Ned Colletti, who was in serious talks for Roy Halladay(notes), opted instead to bolster his bullpen, lefty George Sherrill(notes) obliging with a 0.59 ERA in his first 15 appearances. Colletti had an obvious eye on October with Monday's waiver-deadline deal for Thome, and Jon Garland(notes) gives him a starter with postseason experience. Los Angeles' other team, the Angels, also were looking ahead to the playoffs with their trade for left-handed starter Scott Kazmir(notes) of the Rays.
The Tigers look like a trading-deadline loser in their deal for lefty Jarrod Washburn(notes), who is 1-2 with a 6.81 ERA in six starts, but the impact hasn't been as bad as it could have been: The Tigers won four of those games. Washburn has time yet to become a worthwhile pickup.
No halfway for Halladay: Blame it on the groin injury that sidelined him in mid-June, or more likely, blame it on the trade talk that swallowed him up for weeks this summer. But there is little question, Toronto ace Roy Halladay has had an inconsistent season. After shutting out the Royals, 4-0, on June 7, one start after striking out 14 Angels, Halladay was 10-1 with a 2.52 ERA. In 13 starts since, he is 3-7 with a 3.80 ERA, and the Jays have lost 10 of those games. Part of it, too, has been the competition. Of his six August starts, all but one were against the Rays, Red Sox and Yankees. Halladay's last three starts may have knocked him out of Cy Young consideration – 0-3, 7.94 and a .355 opponents' batting average. Two of the losses came against the Red Sox, one against the Rays.
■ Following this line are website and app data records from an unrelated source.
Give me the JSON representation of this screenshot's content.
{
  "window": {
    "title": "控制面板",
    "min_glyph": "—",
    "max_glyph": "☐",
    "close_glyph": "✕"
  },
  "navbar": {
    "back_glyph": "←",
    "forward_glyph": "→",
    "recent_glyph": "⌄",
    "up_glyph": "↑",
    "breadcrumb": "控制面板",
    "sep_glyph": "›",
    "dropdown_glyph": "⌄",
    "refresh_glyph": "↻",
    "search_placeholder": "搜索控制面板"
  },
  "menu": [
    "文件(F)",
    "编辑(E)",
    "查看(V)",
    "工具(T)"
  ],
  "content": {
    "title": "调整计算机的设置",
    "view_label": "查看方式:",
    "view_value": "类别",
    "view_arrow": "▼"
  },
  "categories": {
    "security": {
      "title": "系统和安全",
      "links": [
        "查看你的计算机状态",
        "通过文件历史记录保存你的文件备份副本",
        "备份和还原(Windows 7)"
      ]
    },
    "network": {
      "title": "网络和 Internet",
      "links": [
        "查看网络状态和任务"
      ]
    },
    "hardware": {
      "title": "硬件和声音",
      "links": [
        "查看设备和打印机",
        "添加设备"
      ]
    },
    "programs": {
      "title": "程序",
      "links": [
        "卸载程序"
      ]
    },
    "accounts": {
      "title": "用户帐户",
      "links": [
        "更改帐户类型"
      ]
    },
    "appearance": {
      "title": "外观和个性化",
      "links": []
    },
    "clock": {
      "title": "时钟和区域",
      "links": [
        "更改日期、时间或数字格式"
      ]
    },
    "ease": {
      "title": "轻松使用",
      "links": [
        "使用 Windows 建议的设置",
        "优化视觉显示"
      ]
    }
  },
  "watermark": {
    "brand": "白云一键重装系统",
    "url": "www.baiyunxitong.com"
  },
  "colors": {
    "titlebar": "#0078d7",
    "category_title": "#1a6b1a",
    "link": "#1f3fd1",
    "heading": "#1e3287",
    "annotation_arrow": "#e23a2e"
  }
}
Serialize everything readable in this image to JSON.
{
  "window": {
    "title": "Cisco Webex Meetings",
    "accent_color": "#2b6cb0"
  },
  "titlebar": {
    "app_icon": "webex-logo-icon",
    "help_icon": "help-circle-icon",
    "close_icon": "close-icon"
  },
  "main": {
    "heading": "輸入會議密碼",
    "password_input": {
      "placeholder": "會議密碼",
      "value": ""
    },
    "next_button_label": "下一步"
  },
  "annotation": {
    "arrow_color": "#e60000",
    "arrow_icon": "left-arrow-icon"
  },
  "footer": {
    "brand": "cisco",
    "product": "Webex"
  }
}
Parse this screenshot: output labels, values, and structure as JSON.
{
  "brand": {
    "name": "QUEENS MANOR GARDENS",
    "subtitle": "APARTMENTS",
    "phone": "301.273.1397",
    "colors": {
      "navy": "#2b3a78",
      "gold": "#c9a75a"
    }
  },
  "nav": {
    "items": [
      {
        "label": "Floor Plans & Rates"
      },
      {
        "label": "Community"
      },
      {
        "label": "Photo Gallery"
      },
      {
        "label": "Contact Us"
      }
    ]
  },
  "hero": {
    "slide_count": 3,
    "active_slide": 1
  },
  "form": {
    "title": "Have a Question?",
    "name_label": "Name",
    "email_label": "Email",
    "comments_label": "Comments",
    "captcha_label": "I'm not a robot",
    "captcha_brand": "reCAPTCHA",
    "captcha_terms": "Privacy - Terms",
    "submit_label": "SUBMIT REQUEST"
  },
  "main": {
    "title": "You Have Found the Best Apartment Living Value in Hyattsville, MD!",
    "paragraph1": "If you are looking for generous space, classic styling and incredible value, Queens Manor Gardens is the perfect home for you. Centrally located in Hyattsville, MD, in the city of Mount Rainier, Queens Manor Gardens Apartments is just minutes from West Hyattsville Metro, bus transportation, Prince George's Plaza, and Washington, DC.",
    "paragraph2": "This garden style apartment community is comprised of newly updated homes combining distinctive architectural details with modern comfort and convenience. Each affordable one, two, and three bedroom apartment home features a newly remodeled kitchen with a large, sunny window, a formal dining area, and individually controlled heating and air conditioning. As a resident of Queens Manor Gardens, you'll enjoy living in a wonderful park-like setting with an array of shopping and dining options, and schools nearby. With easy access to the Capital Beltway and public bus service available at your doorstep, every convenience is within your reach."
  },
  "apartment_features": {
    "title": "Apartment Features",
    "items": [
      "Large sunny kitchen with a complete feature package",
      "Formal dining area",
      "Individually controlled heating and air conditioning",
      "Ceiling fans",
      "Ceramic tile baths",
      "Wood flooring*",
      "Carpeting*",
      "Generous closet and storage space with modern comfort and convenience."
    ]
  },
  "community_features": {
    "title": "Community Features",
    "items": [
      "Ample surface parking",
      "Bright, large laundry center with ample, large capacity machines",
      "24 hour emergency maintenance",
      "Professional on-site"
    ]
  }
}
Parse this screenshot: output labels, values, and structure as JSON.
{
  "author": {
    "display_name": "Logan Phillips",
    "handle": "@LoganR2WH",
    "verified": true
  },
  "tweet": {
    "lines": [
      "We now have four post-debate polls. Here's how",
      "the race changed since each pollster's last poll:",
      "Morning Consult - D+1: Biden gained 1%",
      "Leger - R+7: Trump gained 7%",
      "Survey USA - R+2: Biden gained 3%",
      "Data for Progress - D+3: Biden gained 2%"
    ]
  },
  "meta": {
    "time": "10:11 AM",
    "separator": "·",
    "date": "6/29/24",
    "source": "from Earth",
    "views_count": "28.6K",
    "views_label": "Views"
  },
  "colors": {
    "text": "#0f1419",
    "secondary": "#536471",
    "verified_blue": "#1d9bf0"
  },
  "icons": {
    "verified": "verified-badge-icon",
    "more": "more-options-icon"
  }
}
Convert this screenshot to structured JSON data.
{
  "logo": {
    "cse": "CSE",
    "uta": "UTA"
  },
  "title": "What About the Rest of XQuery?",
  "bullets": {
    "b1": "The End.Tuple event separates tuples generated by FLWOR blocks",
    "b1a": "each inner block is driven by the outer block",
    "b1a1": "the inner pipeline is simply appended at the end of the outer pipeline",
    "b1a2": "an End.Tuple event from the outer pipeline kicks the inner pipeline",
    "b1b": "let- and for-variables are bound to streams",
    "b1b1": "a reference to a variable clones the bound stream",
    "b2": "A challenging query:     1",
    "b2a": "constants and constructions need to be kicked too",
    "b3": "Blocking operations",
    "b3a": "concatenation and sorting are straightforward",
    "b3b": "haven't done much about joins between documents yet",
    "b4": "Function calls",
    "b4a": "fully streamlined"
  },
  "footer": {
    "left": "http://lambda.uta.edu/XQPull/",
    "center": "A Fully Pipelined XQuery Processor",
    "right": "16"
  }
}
"Sugar" soars: Do yourselves a favor and get your hands on "Sugar," just released as a DVD. Made by independent film makers Anna Boden and Ryan Fleck, and starring a former aspiring ballplayer (and nonprofessional actor) Algenis Perez Soto, this story of the fictional Miguel "Sugar" Santos as he makes his way from a baseball academy in his native Dominican Republic to the United States in pursuit of stardom offers terrific insight into the enormous obstacles facing Latin players. The movie has the ring of truth, gets most of the details right and is compelling storytelling. And yes, that's Jose Rijo playing the director of the academy.
Closer than you may think: A persuasive case can be made that Joe Mauer(notes) is an easy choice to be AL MVP, but a handful of candidates – Derek Jeter(notes), Mark Teixeira(notes), Kendry Morales(notes), Kevin Youkilis(notes), Miguel Cabrera(notes) – could yet make it a tough call. To wit: Since the All-Star break, Jeter has nearly been Mauer's equal as a hitter – Jeter has a higher batting average, .360 to .351, and his home run and RBI totals (seven and 24) are in the same universe as Mauer's (11 and 31). Morales, meanwhile, has 15 home runs and 45 RBIs since the break, most in the AL in both categories, while batting .371. Teixeira has put up big power numbers while playing Gold Glove-caliber defense, Youkilis has proven a legitimate cleanup hitter in Boston, and Cabrera's big bat has carried the Tigers.
Fungo hitting: Overlooked in the Mets' disastrous season has been the play of second baseman Luis Castillo(notes), who has rebounded from last season's year-long slump and embarrassing drop of a popup in May against the Yankees to post a .372 batting average since the break, second only to Hanley Ramirez's(notes) .376. … Redefining the definition of "vote of confidence" was Royals owner David Glass by giving GM Dayton Moore a contract extension through 2014, even as the Royals try to avoid another 100-loss season. To Moore's credit, the Royals have made significant strides in building the team's baseball operations, but his hiring of Trey Hillman as manager, which at the time he called the biggest decision of his career, can hardly be said to have worked out. … Since July 1, the Cardinals' Big Three starting pitchers Chris Carpenter(notes), Adam Wainwright(notes), and Joel Pineiro(notes) have gone 29-4. Is pitching coach Dave Duncan eligible for the Cy Young award?